Key ControlKey Control is another important aspect of any high security lock. Key control refers to how easily key blanks can be obtained, which is important when considering key duplication and the production of bump keys. Common blanks, such as those found at many locksmiths and hardware stores, are available to anyone. This can make it much easier to get a key duplicated, or to get a bump key for the system made. While no key is 100% un-duplicable, most high security locks take precautions to make sure that real blanks are not available to the general public. Many high security systems have different levels of key control. Most frequently the lowest level of key control will make the blanks available to any dealer in the system. The next level generally promises some local exclusivity (to a certain county or part of the state). The following level elevates to a national or international level of key control (sometimes only one dealer or the factory has access to the blanks). The highest level is where the factory is the only one permitted to access key blanks. It is important to have a high level of key control when choosing a key system to ensure that someone cannot obtain an unauthorized copy of your key. This is especially important in systems where you may be required to give a key out for a fixed period of time. Restricted key blank access means you can be sure no other copies have been made when you get your key back. Along with key control, it is important that your dealer is reputable and will not duplicate keys without the proper authority. In addition, you should make sure your keys are not labeled with your dealers name or phone number, or worse, the cuts of the key (often a four, five or six digit number stamped directly on the key). With these markings, someone only needs to see your key momentarily to figure out where to obtain a new key or what the key code is, which can be used to have a duplicate made.

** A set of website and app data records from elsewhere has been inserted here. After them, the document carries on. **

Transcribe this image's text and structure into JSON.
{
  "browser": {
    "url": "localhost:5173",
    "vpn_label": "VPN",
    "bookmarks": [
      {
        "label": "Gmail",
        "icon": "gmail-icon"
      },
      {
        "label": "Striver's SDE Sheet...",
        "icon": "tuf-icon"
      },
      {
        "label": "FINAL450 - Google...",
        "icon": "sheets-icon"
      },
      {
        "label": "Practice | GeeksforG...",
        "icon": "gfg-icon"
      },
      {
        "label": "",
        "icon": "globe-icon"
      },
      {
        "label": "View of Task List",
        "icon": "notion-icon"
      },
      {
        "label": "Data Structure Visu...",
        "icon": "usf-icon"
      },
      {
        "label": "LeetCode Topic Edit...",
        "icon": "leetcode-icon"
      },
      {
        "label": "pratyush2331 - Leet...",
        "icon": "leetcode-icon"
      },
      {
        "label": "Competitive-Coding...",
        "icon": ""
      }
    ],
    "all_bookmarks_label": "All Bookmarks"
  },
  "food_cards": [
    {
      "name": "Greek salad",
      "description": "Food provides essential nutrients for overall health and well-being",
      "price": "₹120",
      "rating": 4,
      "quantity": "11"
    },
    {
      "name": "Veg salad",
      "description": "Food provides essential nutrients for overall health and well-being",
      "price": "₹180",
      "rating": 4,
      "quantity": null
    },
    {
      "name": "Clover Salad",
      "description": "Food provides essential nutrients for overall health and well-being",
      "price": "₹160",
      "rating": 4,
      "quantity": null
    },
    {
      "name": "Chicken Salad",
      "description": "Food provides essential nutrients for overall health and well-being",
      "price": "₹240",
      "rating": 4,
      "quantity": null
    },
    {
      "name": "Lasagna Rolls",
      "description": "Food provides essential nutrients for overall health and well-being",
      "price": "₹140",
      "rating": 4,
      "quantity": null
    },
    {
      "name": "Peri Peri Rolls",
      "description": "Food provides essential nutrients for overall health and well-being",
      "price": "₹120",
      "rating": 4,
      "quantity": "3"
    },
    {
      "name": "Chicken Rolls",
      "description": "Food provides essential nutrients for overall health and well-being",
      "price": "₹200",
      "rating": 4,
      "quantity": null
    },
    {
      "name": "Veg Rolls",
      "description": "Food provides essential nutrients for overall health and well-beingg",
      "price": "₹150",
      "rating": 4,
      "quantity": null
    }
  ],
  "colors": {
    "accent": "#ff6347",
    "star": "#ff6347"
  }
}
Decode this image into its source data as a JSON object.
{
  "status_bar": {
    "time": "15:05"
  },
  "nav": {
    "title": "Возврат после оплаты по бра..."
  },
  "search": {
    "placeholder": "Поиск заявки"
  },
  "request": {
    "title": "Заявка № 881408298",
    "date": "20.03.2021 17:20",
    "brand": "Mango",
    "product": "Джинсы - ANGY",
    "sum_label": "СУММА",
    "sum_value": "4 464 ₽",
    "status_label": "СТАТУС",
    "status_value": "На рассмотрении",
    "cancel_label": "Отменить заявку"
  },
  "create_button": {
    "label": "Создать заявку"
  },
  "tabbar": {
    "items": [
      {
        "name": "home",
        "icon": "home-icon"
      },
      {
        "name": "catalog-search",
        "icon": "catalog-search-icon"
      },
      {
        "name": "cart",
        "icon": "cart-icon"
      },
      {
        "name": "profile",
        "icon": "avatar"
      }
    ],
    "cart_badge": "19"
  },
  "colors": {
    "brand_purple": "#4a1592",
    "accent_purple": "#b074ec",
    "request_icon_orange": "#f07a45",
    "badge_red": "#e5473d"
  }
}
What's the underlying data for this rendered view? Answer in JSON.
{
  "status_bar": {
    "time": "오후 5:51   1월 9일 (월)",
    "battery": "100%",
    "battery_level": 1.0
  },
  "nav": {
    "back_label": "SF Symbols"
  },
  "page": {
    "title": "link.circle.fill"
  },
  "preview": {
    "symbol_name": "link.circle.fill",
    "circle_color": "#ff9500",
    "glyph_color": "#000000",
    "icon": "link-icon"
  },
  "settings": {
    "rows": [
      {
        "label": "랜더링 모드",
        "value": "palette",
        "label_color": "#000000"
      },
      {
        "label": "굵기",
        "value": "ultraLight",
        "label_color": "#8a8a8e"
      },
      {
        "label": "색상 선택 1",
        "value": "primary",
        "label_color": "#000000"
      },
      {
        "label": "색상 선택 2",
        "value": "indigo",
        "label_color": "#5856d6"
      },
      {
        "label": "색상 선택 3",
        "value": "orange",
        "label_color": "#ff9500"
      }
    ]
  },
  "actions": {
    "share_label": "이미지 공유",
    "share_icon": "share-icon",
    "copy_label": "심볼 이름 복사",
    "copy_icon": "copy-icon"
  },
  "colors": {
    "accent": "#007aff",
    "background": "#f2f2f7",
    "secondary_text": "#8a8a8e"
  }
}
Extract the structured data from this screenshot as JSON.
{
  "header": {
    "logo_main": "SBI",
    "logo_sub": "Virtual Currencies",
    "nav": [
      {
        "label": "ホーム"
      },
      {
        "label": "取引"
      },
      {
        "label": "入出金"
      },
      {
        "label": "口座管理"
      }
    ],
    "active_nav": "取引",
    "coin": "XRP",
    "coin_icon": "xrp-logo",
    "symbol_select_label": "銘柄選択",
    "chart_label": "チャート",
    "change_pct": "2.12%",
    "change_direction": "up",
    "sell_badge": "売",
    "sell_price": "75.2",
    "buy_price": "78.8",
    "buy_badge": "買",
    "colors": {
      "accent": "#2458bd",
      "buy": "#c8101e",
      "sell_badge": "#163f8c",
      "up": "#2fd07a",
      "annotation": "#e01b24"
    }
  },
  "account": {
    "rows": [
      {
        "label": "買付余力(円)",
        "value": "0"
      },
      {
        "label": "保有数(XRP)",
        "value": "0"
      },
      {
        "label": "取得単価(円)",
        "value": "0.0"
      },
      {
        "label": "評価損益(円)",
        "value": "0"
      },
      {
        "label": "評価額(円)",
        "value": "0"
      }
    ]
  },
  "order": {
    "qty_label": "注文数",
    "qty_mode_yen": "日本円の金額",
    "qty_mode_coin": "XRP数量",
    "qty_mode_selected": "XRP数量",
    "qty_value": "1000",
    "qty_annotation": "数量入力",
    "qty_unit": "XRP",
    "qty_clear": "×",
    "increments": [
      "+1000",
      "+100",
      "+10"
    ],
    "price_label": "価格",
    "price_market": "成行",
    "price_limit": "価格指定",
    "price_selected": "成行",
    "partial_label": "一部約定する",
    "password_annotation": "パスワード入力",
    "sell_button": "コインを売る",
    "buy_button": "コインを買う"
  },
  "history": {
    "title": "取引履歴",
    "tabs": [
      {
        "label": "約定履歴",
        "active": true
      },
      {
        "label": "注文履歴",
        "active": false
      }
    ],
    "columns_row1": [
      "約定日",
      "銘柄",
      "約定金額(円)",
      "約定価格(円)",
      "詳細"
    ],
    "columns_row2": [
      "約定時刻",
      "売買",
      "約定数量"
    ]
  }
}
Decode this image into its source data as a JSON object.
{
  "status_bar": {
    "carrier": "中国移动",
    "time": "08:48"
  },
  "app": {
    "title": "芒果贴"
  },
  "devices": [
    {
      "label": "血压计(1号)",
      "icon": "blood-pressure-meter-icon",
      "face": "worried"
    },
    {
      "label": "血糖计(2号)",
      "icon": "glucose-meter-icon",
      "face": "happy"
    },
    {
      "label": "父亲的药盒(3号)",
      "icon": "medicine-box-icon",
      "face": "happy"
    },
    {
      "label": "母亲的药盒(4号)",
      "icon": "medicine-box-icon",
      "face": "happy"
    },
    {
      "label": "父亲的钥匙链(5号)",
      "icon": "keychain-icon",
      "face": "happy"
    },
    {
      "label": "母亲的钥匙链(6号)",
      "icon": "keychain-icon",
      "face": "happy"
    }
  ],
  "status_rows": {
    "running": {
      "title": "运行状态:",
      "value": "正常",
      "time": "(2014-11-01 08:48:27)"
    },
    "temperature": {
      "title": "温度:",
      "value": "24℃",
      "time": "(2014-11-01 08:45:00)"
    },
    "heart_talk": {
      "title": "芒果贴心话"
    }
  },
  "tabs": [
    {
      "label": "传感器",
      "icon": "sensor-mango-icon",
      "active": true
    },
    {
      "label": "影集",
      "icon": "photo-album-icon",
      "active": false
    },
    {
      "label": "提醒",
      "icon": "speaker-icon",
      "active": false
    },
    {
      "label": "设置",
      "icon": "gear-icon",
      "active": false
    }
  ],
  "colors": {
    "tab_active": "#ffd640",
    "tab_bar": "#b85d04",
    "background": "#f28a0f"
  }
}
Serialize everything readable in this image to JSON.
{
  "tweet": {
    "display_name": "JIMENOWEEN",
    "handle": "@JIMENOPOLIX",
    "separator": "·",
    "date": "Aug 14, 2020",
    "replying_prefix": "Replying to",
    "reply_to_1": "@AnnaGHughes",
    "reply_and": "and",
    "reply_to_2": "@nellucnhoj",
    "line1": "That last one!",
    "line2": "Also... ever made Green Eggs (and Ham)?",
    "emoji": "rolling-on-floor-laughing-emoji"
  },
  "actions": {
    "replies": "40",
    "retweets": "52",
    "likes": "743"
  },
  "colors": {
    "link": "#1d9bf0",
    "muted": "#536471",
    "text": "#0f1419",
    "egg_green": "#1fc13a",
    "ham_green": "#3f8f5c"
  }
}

Preventing unauthorized access to blanks is just one aspect of key control. Making the keys harder to duplicate without key machines is another. Most keys are only metal and there are a variety of ways to try to mimic an original key or blank. Metal can be cast and molded with proper skill to duplicate keys. Some high security locks feature interactive or movable elements to deter casting (BiLock, Mul-T-Lock, for a few). While these can frequently be simulated using other techniques, it can help the problem. Other keys are cut in such a way that clay molding or similar is generally not sufficient to capture the detail required to duplicate the key (Abloy). These require much more expensive and complex silicone molding kits to produce a counterfeit. Other keys include features that are extremely hard to reproduce. This can include magnets that are specifically polarized (EVVA MCS), or hybrid electro-mechanical locks that include an electronic chip in the head of the key which makes it virtually impossible to duplicate (Abloy Cliq).